Plantation's Mosaic Theatre has just revealed four of the five shows of its 2009-2010 season, and artistic director Richard Jay Simon looks to be mixing it up a little more than in seasons past.
Tom Stoppard's Rock 'n' Roll, the theater's single drama (at least so far), kicks off the lineup Sept. 10-Oct. 4 The Broadway hit is set in Prague and Cambridge between 1968 and 1990, years of vast political change, and it focuses on a rock-loving Ph.D. candidate, his Marxist professor and a "flower child."
Christopher Durang's recent Off-Broadway hit, Why Torture Is Wrong, and The People Who Love Them, follows the Stoppard Nov. 19-Dec. 3. Durang's twisted, absurdist comedy mixes the fear of terrorism with the possibility that those who arouse suspicions just might be plain crazy.
The music of William Finn, composer of Falsettos and The 25th Annual Putnam County Spelling Bee, fuels the revue Make Me a Song: The Music of William Finn, which will run Feb. 25-March 21, 2010. Next is last season's Broadway hit, Boeing Boeing, a '60s French farce about a playboy juggling an international trio of flight attendant fiancees. That one runs April 15-May 9, with a to-be-announced final play following June 10-27.
Mosaic's final show of its current season, Neil LaBute's In a Dark Dark House, continues through June 21. Featuring a trio of expertly unsettling performances by Ricky Waugh, Terry Hardcastle and Miriam Wiener, the play focuses on a pair of couldn't-be-more-different brothers,
Drew (Waugh) and Terry (Hardcastle). Drew's what-the-hell lifestyle -- booze, drugs, dishonesty, flings with other women -- helped get him disbarred and finally landed him in rehab. Trembling from withdrawal and the sheer effort of facing the truth sober, Drew asks the noticeably testy Terry to corroborate the childhood trauma he blames for his dysfunction: abuse by a drifter who was Terry's idolized friend.

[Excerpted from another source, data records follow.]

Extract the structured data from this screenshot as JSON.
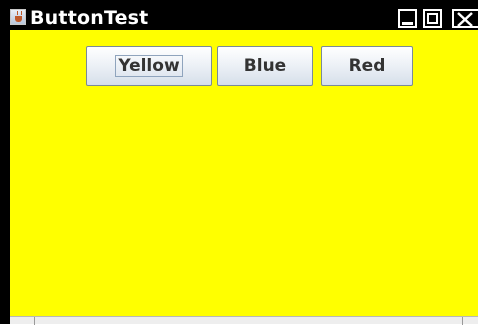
{
  "window": {
    "title": "ButtonTest",
    "icon": "java-cup-icon",
    "controls": [
      "minimize-icon",
      "maximize-icon",
      "close-icon"
    ]
  },
  "panel": {
    "background_color": "#ffff00",
    "buttons": [
      {
        "label": "Yellow",
        "focused": true
      },
      {
        "label": "Blue",
        "focused": false
      },
      {
        "label": "Red",
        "focused": false
      }
    ]
  }
}
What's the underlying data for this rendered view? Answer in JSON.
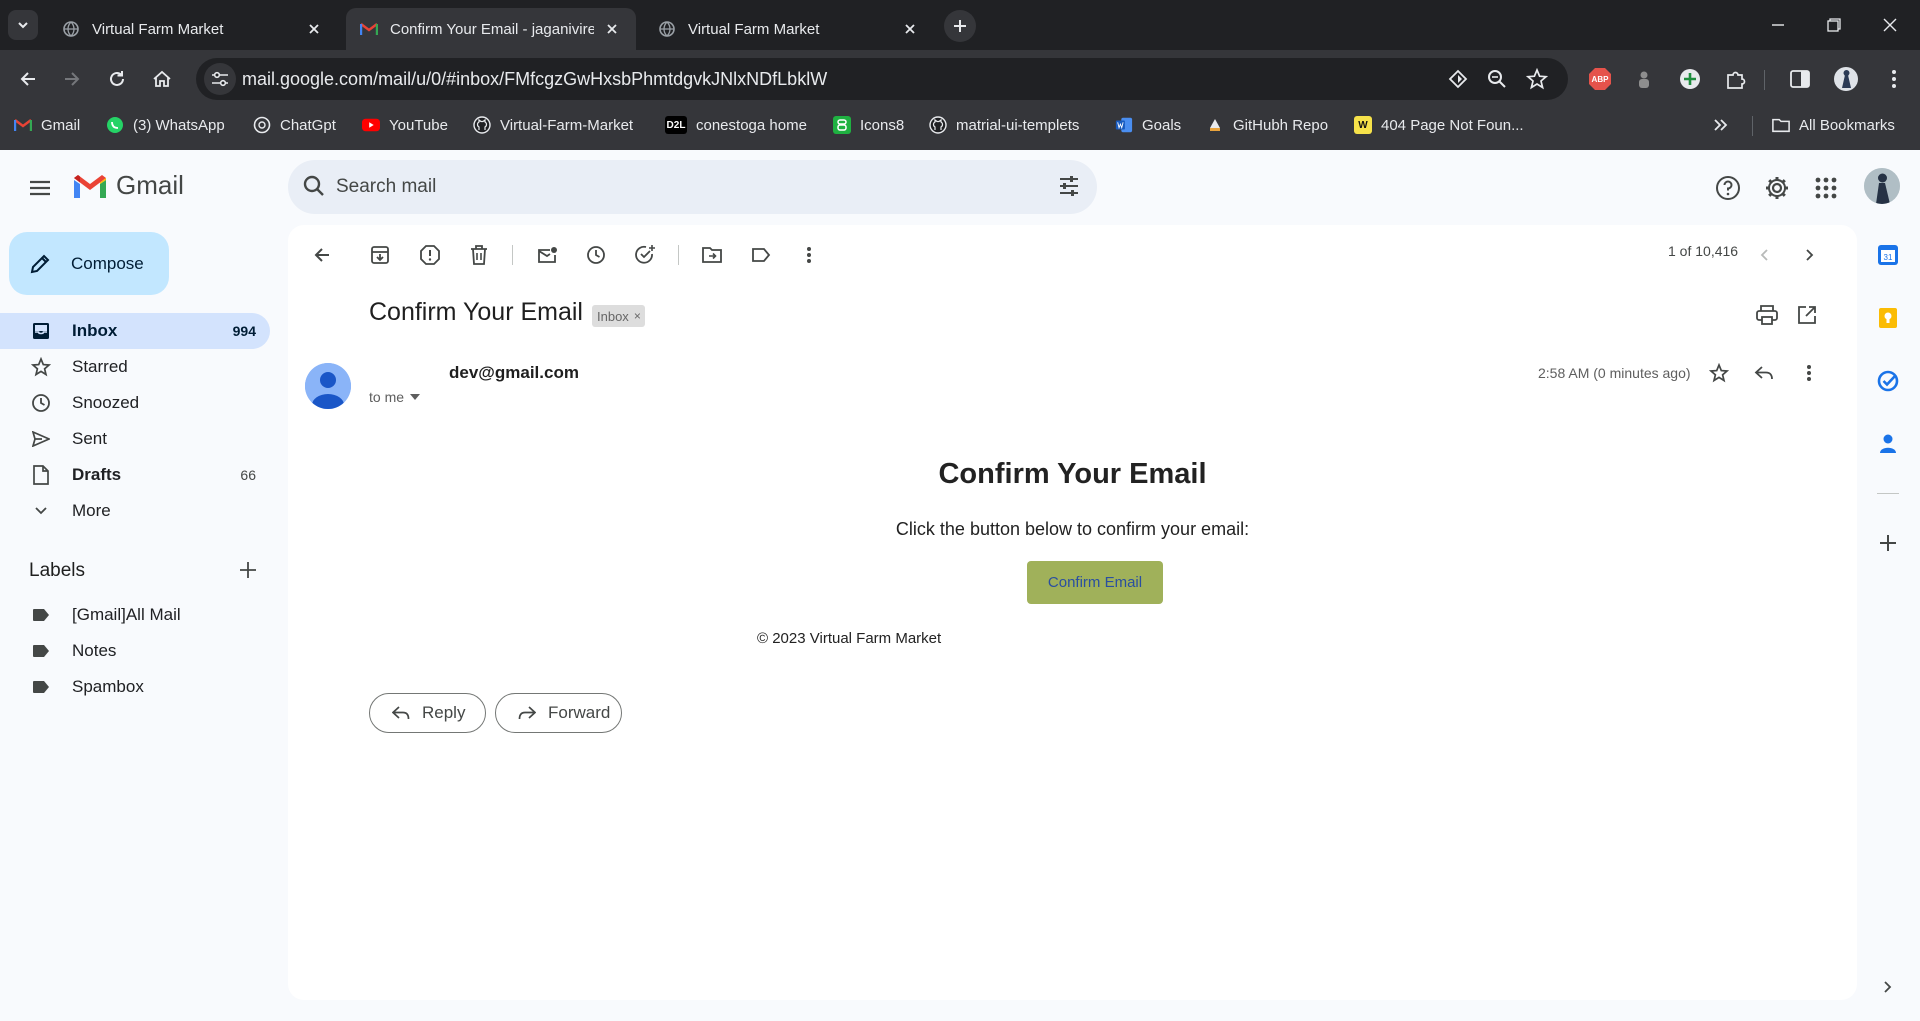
{
  "browser": {
    "tabs": [
      {
        "title": "Virtual Farm Market",
        "active": false
      },
      {
        "title": "Confirm Your Email - jaganivire",
        "active": true
      },
      {
        "title": "Virtual Farm Market",
        "active": false
      }
    ],
    "url": "mail.google.com/mail/u/0/#inbox/FMfcgzGwHxsbPhmtdgvkJNlxNDfLbklW",
    "bookmarks": [
      {
        "label": "Gmail",
        "icon": "gmail-icon"
      },
      {
        "label": "(3) WhatsApp",
        "icon": "whatsapp-icon"
      },
      {
        "label": "ChatGpt",
        "icon": "chatgpt-icon"
      },
      {
        "label": "YouTube",
        "icon": "youtube-icon"
      },
      {
        "label": "Virtual-Farm-Market",
        "icon": "github-icon"
      },
      {
        "label": "conestoga home",
        "icon": "d2l-icon"
      },
      {
        "label": "Icons8",
        "icon": "icons8-icon"
      },
      {
        "label": "matrial-ui-templets",
        "icon": "github-icon"
      },
      {
        "label": "Goals",
        "icon": "word-icon"
      },
      {
        "label": "GitHubh Repo",
        "icon": "repo-icon"
      },
      {
        "label": "404 Page Not Foun...",
        "icon": "w-icon"
      }
    ],
    "all_bookmarks": "All Bookmarks",
    "ext_abp": "ABP",
    "bm_d2l": "D2L",
    "bm_w": "W"
  },
  "gmail": {
    "logo_text": "Gmail",
    "search_placeholder": "Search mail",
    "compose_label": "Compose",
    "nav": [
      {
        "label": "Inbox",
        "count": "994",
        "active": true
      },
      {
        "label": "Starred",
        "count": "",
        "active": false
      },
      {
        "label": "Snoozed",
        "count": "",
        "active": false
      },
      {
        "label": "Sent",
        "count": "",
        "active": false
      },
      {
        "label": "Drafts",
        "count": "66",
        "active": false
      },
      {
        "label": "More",
        "count": "",
        "active": false
      }
    ],
    "labels_heading": "Labels",
    "labels": [
      "[Gmail]All Mail",
      "Notes",
      "Spambox"
    ],
    "page_count": "1 of 10,416"
  },
  "message": {
    "subject": "Confirm Your Email",
    "chip": "Inbox",
    "chip_close": "×",
    "sender": "dev@gmail.com",
    "recipient": "to me",
    "time": "2:58 AM (0 minutes ago)",
    "body_title": "Confirm Your Email",
    "body_text": "Click the button below to confirm your email:",
    "button_label": "Confirm Email",
    "footer": "© 2023 Virtual Farm Market",
    "reply_label": "Reply",
    "forward_label": "Forward"
  },
  "colors": {
    "chrome_dark": "#202124",
    "chrome_toolbar": "#35363a",
    "compose_bg": "#c2e7ff",
    "nav_active_bg": "#d3e3fd",
    "confirm_button_bg": "#a0b15a"
  }
}
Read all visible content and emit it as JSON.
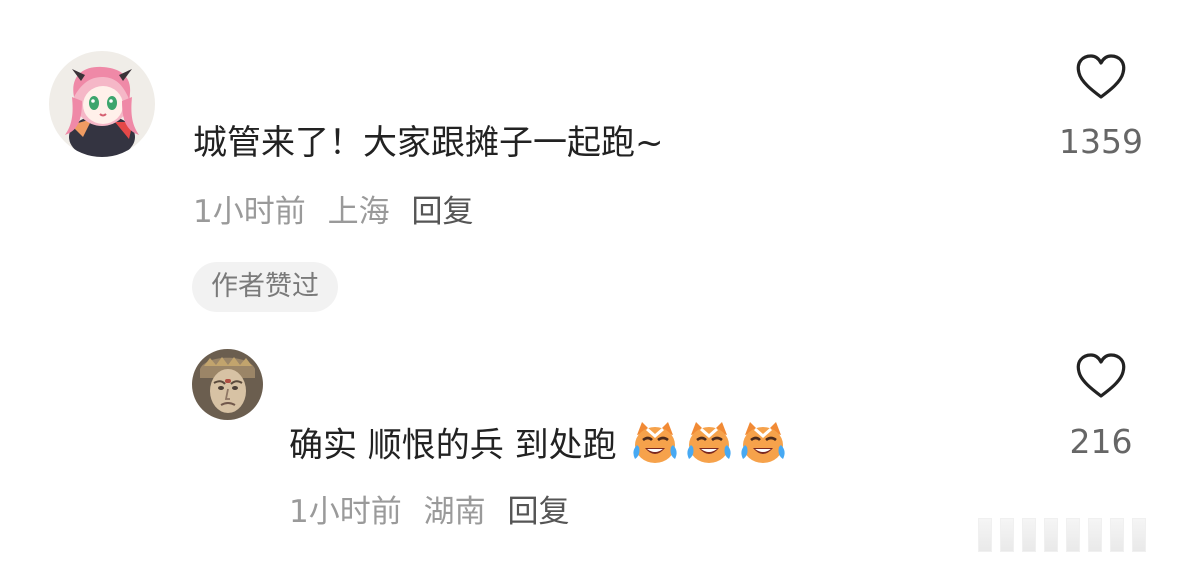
{
  "comments": [
    {
      "text": "城管来了！大家跟摊子一起跑~",
      "time": "1小时前",
      "location": "上海",
      "reply_label": "回复",
      "badge": "作者赞过",
      "likes": "1359",
      "avatar_icon": "anime-girl-avatar"
    },
    {
      "text": "确实 顺恨的兵 到处跑",
      "emoji_icons": [
        "crying-laughing-cat-emoji",
        "crying-laughing-cat-emoji",
        "crying-laughing-cat-emoji"
      ],
      "time": "1小时前",
      "location": "湖南",
      "reply_label": "回复",
      "likes": "216",
      "avatar_icon": "statue-face-avatar"
    }
  ],
  "colors": {
    "text_primary": "#222222",
    "text_secondary": "#9a9a9a",
    "badge_bg": "#f2f2f2",
    "like_count": "#666666"
  }
}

LaBute, who adds the drifter's flirtatious 16-year-old daughter into the mix, explores truth, deception, revenge and jealousy in a script that tantalizingly reveals plot points that really aren't so surprising if you're familiar with the playwright's style -- twisted, deliberately shocking though undeniably intriguing. Simon gets richly faceted performances from all three actors, and set designer Sean McClelland finds an unsettling symbol of the brothers' topsy-turvy reality: their boyhood tree house, set on its side but seemingly viewed from above.
In a Dark Dark House has performances at 8 p.m. Thursday-Saturday, 3 p.m. Saturday, 2 p.m. Sunday. Tickets are $35 ($29 seniors, $15 students). Mosaic performs at the American Heritage Center for the Arts, 12200 W. Broward Blvd., Plantation. Call 954-577-8243 or visit Mosaic's web site for details. June 21 is also the deadline for getting 2009-2010 subscriptions at the current rate: $149 for adults, $128 for seniors, $64 for students.